head throb. heatwave. temperature peaking at 113 degrees. i lay on the living room floor, beneath the white overhead fan with all the lights off, blinds snapped shut. tongue still stuck to my teeth: my migraine slows all reactions. like a pant—take two, three little blue pills; pain clears. the rest of the day is mine. spend six hours sitting in the wooden folding chair, typing up three months worth of “notes” for the clitoris project: the female spotted hyena’s six inch clit; henry miller’s “fucked out cunts”; gershon legman’s first brush with erotica: sitting on the floor of his mother’s closet, among a forest of dresses and panties, he reads through volumes of havelock ellis, which his mother kept hidden with all the other “forbidden” texts in the back of her closet.

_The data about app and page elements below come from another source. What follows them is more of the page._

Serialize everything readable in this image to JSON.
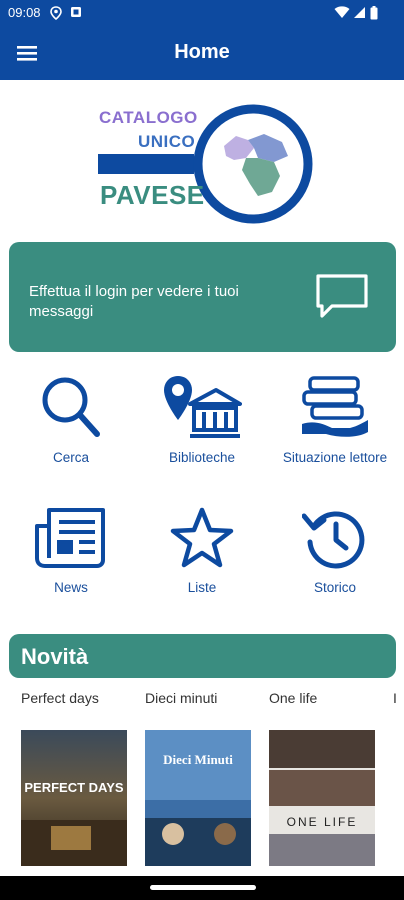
{
  "status_bar": {
    "time": "09:08"
  },
  "app_bar": {
    "title": "Home"
  },
  "logo": {
    "line1": "CATALOGO",
    "line2": "UNICO",
    "line3": "PAVESE"
  },
  "message_card": {
    "text": "Effettua il login per vedere i tuoi messaggi"
  },
  "grid": [
    {
      "label": "Cerca",
      "icon": "search-icon"
    },
    {
      "label": "Biblioteche",
      "icon": "library-location-icon"
    },
    {
      "label": "Situazione lettore",
      "icon": "books-hand-icon"
    },
    {
      "label": "News",
      "icon": "newspaper-icon"
    },
    {
      "label": "Liste",
      "icon": "star-icon"
    },
    {
      "label": "Storico",
      "icon": "history-icon"
    }
  ],
  "novita": {
    "title": "Novità",
    "books": [
      {
        "title": "Perfect days",
        "cover_text": "PERFECT DAYS"
      },
      {
        "title": "Dieci minuti",
        "cover_text": "Dieci Minuti"
      },
      {
        "title": "One life",
        "cover_text": "ONE LIFE"
      }
    ]
  },
  "colors": {
    "primary": "#0d4aa0",
    "accent": "#3a8d80"
  }
}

when i am too tired to read or take walk or fall asleep, i do what i always do, stare out the window. bank tellers in subdued colors swish past, fan themselves with the palms of their hands. beneath the stucco awning to the left, on the 8x10 stucco platform, business men adjust their cuffs, wait for the metro. they wait and wait. the neighbor’s white window with little white shutters, white paint on the glass, even white curtains insofar as transparent gauze can be “white.” sometimes the white window is open, and other times, a small white hand tugs it shut.
first flush of evening traffic then steady accumulation. cars moving in a single mass up del mar, down arryo blvd. beyond this street, another: stiff palm fronds, clumps of green offset by 20ft streetlamps , the occasional weed spidering across the concrete. stink bug on the sill, its mad patience, trying to fly with half its body crushed by a black ashtray.
there are thirty-six single unit apartments in my building. three floors with long long brightly lit halls, like a hotel, with light red carpet, clung close to the floorboards. the number on each door is fake gold. #206. the walls: paper thin, white interrupted by more white or the occasional picture, poster, tattered tapestry. already the cacophony: four different tvs, two phone conversations, a lone dog scratching at the door of his apartment, howling every six, ten minutes. delivery men clutching plastic bags filled with every kind of food; they pound on the door or buzz the call box, punching whatever number into the ten digit key pad lit by a red motion sensor. more often than not, the wrong apartment is called. instead of eating my usual rice and beans, i fantasize about eating my neighbor’s curry or “southern style” wet bbq; my whole face smeared with its gaudy red sauce.